▶ [HOW TO COMPLETE THIS TASK]: Copy out every line from the records that includes "title".

▶ [RECORD EXTRACTS]:

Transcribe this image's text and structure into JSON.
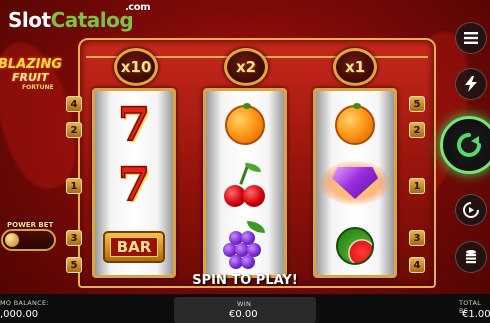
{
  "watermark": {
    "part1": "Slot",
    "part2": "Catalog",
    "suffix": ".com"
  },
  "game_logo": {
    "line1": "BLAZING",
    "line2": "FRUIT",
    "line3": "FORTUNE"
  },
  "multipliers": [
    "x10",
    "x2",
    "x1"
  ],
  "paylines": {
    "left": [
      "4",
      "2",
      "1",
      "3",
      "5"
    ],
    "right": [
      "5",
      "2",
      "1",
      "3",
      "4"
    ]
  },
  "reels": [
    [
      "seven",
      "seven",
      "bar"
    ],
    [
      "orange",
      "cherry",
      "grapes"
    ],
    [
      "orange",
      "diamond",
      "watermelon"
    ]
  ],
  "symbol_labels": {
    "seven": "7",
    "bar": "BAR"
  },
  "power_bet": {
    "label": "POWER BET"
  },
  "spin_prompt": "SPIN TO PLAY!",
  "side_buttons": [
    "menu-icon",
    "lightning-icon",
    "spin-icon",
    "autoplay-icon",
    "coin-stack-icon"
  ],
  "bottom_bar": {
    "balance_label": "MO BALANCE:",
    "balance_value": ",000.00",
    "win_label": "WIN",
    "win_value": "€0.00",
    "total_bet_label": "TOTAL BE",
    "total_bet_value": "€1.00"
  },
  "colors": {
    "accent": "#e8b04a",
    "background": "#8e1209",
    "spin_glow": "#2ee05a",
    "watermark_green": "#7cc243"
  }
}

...

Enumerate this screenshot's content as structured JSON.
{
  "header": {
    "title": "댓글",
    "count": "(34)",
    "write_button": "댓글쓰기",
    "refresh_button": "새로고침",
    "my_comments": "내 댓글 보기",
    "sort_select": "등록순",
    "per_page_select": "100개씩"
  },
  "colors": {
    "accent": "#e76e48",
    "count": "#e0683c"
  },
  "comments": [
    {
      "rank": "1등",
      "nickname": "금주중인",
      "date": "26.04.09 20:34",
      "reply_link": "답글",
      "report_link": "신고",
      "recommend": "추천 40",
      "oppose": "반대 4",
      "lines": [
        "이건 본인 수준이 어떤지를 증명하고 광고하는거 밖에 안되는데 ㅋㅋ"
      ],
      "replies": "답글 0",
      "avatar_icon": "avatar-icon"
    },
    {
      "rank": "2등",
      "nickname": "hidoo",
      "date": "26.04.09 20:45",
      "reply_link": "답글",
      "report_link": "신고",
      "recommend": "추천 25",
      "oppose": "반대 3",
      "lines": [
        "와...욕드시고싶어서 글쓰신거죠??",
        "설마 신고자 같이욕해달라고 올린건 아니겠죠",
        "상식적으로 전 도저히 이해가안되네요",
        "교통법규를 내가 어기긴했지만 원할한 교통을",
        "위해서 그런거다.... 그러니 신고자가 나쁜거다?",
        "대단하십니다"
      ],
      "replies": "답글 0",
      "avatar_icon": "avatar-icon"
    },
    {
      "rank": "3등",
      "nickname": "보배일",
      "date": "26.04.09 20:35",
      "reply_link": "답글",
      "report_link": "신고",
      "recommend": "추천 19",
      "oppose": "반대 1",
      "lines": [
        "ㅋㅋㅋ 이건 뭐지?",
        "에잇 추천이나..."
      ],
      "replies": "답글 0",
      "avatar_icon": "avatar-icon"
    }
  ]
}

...

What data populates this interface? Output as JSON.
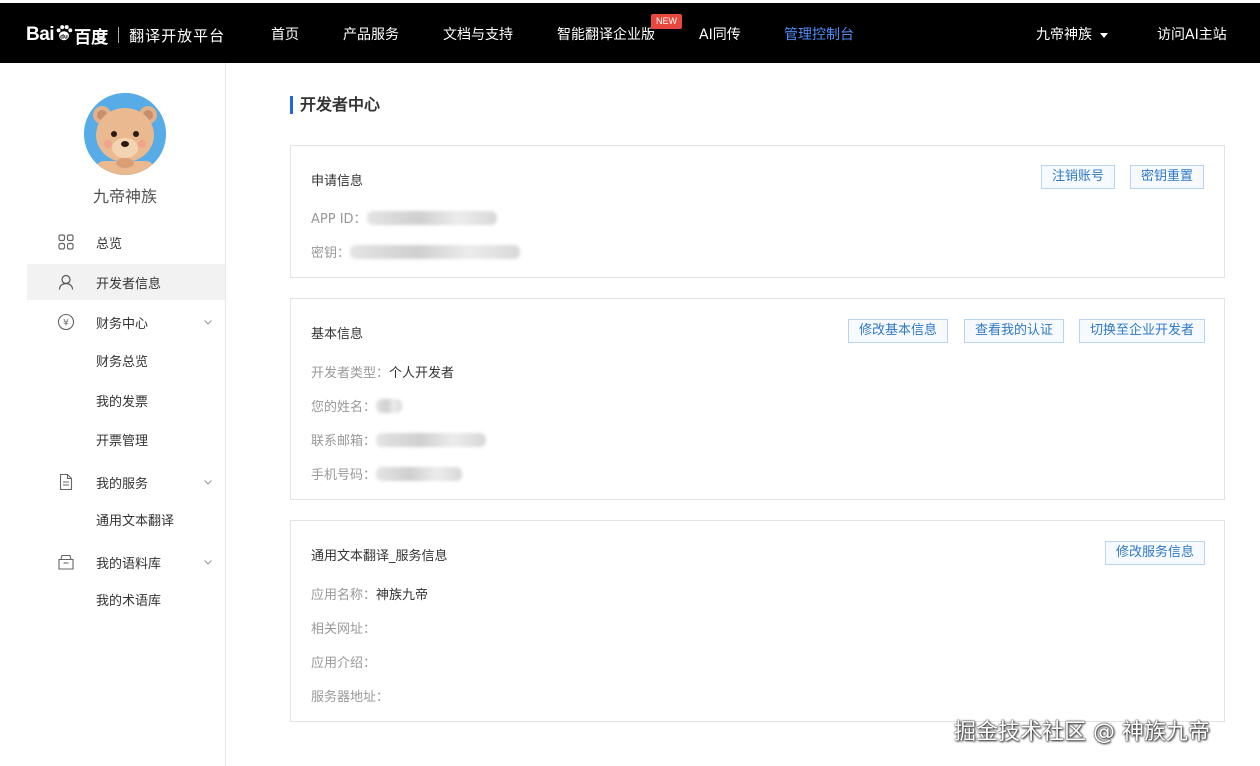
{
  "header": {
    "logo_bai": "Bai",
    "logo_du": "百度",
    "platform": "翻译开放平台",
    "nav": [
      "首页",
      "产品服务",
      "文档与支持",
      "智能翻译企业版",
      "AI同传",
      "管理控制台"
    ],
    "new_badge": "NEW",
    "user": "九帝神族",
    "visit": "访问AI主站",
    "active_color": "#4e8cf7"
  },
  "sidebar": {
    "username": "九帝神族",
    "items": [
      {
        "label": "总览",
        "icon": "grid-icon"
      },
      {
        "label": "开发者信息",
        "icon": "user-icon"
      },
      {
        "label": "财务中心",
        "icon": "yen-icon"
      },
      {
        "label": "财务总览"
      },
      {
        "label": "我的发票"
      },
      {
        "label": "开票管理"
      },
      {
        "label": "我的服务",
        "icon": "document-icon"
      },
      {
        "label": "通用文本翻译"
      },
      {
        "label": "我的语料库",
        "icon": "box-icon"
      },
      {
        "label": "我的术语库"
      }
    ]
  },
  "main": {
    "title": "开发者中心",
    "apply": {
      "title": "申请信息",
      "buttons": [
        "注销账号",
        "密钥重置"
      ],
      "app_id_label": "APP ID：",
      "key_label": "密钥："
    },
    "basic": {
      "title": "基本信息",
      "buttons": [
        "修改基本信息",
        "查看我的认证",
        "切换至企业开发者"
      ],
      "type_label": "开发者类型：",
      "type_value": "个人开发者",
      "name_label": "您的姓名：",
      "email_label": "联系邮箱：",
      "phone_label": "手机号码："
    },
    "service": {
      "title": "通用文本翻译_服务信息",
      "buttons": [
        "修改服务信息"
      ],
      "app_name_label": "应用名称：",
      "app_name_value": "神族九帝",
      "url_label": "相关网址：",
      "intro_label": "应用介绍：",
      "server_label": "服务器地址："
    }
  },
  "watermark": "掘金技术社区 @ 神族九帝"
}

▶ [EXERCISE RESULT]:
    "title": "댓글",
    "title": "开发者中心",
      "title": "申请信息",
      "title": "基本信息",
      "title": "通用文本翻译_服务信息",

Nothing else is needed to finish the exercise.